There are some limitations to the study, said Domina. The study examined only Oregon schools and as a result, there are not many Black students in the sample. And, it’s not clear how the effects of universal free meals would translate to affluent schools—schools only qualify for the community eligibility provision of the federal school meals program when they serve large numbers of students who are living in poverty.
FEMA Will Pay Schools Affected by Disasters for Energy-Efficient Upgrades
School buildings that experience natural disasters are now eligible for federal funding to install solar panels and other energy-efficient systems when they rebuild, the Federal Emergency Management Agency announced last week.
Through the FEMA Public Assistance program, the federal government commits to covering 75 percent of the cost of rebuilding schools and other public institutions like hospitals following floods, tornadoes, and other storms.

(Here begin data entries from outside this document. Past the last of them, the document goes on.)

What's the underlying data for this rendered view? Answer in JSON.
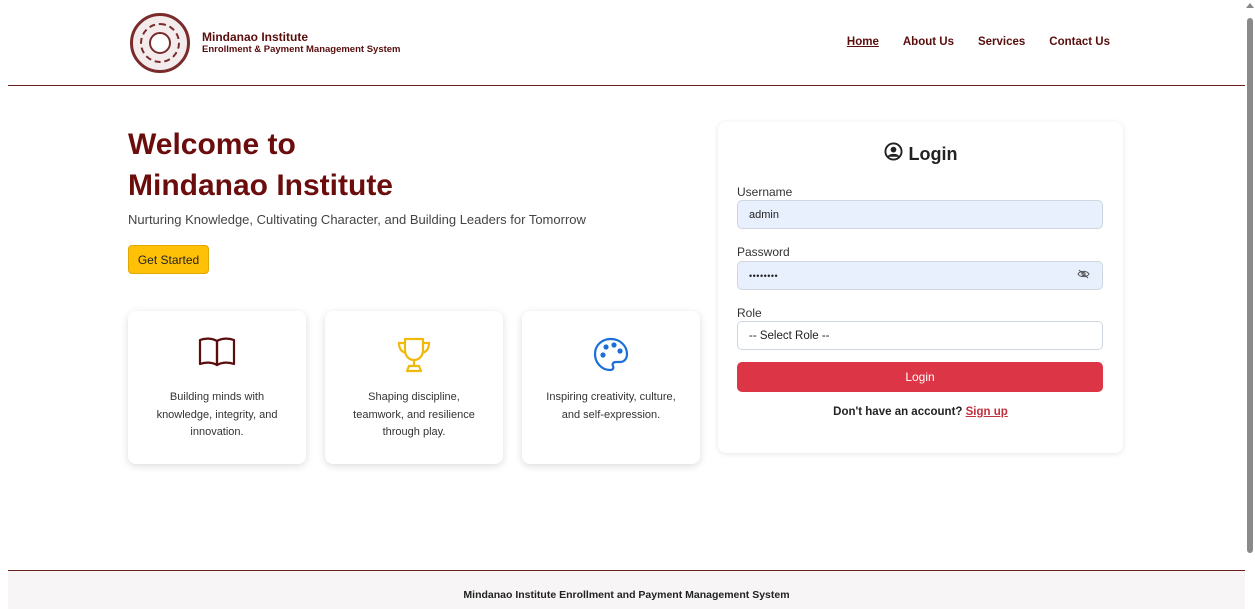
{
  "header": {
    "brand_name": "Mindanao Institute",
    "brand_sub": "Enrollment & Payment Management System",
    "nav": [
      "Home",
      "About Us",
      "Services",
      "Contact Us"
    ]
  },
  "hero": {
    "title_line1": "Welcome to",
    "title_line2": "Mindanao Institute",
    "subtitle": "Nurturing Knowledge, Cultivating Character, and Building Leaders for Tomorrow",
    "cta": "Get Started"
  },
  "cards": [
    {
      "icon": "book-icon",
      "text": "Building minds with knowledge, integrity, and innovation."
    },
    {
      "icon": "trophy-icon",
      "text": "Shaping discipline, teamwork, and resilience through play."
    },
    {
      "icon": "palette-icon",
      "text": "Inspiring creativity, culture, and self-expression."
    }
  ],
  "login": {
    "title": "Login",
    "username_label": "Username",
    "username_value": "admin",
    "password_label": "Password",
    "password_value": "••••••••",
    "role_label": "Role",
    "role_value": "-- Select Role --",
    "button": "Login",
    "signup_prompt": "Don't have an account?",
    "signup_link": "Sign up"
  },
  "footer": {
    "text": "Mindanao Institute Enrollment and Payment Management System"
  },
  "colors": {
    "brand": "#6b0d0d",
    "accent_yellow": "#ffc107",
    "login_red": "#dc3545",
    "icon_gold": "#f0b90b",
    "icon_blue": "#1d6fd8"
  }
}
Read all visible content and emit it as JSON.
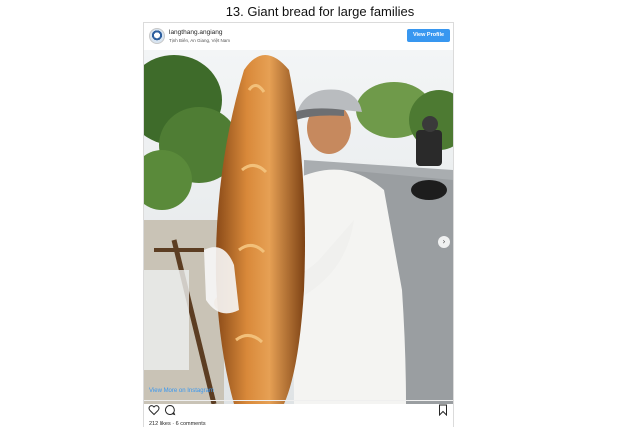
{
  "article": {
    "headline": "13. Giant bread for large families"
  },
  "post": {
    "username": "langthang.angiang",
    "location": "Tịnh Biên, An Giang, Việt Nam",
    "view_profile_label": "View Profile",
    "view_more_label": "View More on Instagram",
    "likes": "212 likes",
    "separator": "·",
    "comments": "6 comments",
    "next_icon": "chevron-right-icon",
    "action_icons": [
      "heart-icon",
      "comment-icon",
      "bookmark-icon"
    ]
  },
  "colors": {
    "accent": "#3897f0",
    "border": "#dbdbdb",
    "bread": "#c8782e"
  }
}
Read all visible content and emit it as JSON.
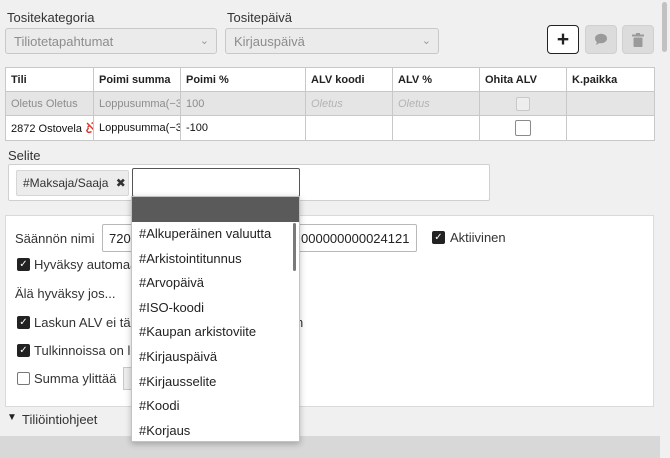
{
  "category": {
    "label": "Tositekategoria",
    "value": "Tiliotetapahtumat"
  },
  "date": {
    "label": "Tositepäivä",
    "value": "Kirjauspäivä"
  },
  "table": {
    "headers": [
      "Tili",
      "Poimi summa",
      "Poimi %",
      "ALV koodi",
      "ALV %",
      "Ohita ALV",
      "K.paikka"
    ],
    "row1": {
      "tili": "Oletus Oletus",
      "summa": "Loppusumma(−3",
      "pct": "100",
      "alv_koodi": "Oletus",
      "alv_pct": "Oletus"
    },
    "row2": {
      "tili": "2872 Ostovela",
      "summa": "Loppusumma(−3",
      "pct": "-100"
    }
  },
  "selite": {
    "label": "Selite",
    "tag": "#Maksaja/Saaja",
    "input_value": ""
  },
  "rule": {
    "name_label": "Säännön nimi",
    "name_value_start": "720",
    "name_value_end": "000000000024121",
    "active_label": "Aktiivinen",
    "auto_label": "Hyväksy automaa",
    "dont_accept_label": "Älä hyväksy jos...",
    "cond1": "Laskun ALV ei täs",
    "cond1_tail": "n",
    "cond2": "Tulkinnoissa on lis",
    "cond3": "Summa ylittää"
  },
  "section": {
    "label": "Tiliöintiohjeet"
  },
  "dropdown_options": [
    "#Alkuperäinen valuutta",
    "#Arkistointitunnus",
    "#Arvopäivä",
    "#ISO-koodi",
    "#Kaupan arkistoviite",
    "#Kirjauspäivä",
    "#Kirjausselite",
    "#Koodi",
    "#Korjaus"
  ],
  "colors": {
    "accent": "#222222",
    "row_disabled": "#e5e5e5",
    "highlight": "#5a5a5a"
  }
}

With the new policy, schools can now include in their reimbursement requests the cost of solar panels, geothermal heat pumps, and other modern systems designed to improve sustainability. Schools can take advantage of this funding opportunity for any disaster declared after Aug. 16, 2022, the agency said.
The goals of the policy, according to the agency, include offering incentives for schools to help with the nationwide effort to dramatically reduce greenhouse gas emissions.
Schools and other facilities that install energy-producing systems can stay open and even provide power to surrounding communities in the event of an electrical outage, said Tish Tablan, senior program director at Generation180, an advocacy nonprofit that promotes clean energy adoption.
The Santa Barbara district in California, for instance, experienced wildfires and mudslides in 2018 that forced schools to temporarily serve as emergency shelters. Since then, Tablan said, the district has invested in solar canopies and battery storage that will prevent future outages. A growing number of schools are investing in energy-efficient building systems or making plans to do so when existing systems fail. As of 2021, 7,332 schools nationwide had solar panels, according to Generation180.
The new federal money from FEMA is good news for schools, but may bring challenges. Districts often struggle to promptly secure FEMA funding or reimbursement even when it’s offered.
Olina Banerji, Staff Writer; Mark Lieberman, Reporter; Arianna Prothero, Assistant Editor; and Madeline Will, Senior Staff Writer contributed to this article.
A version of this article appeared in the February 07, 2024 edition of Education Week as Briefly Stated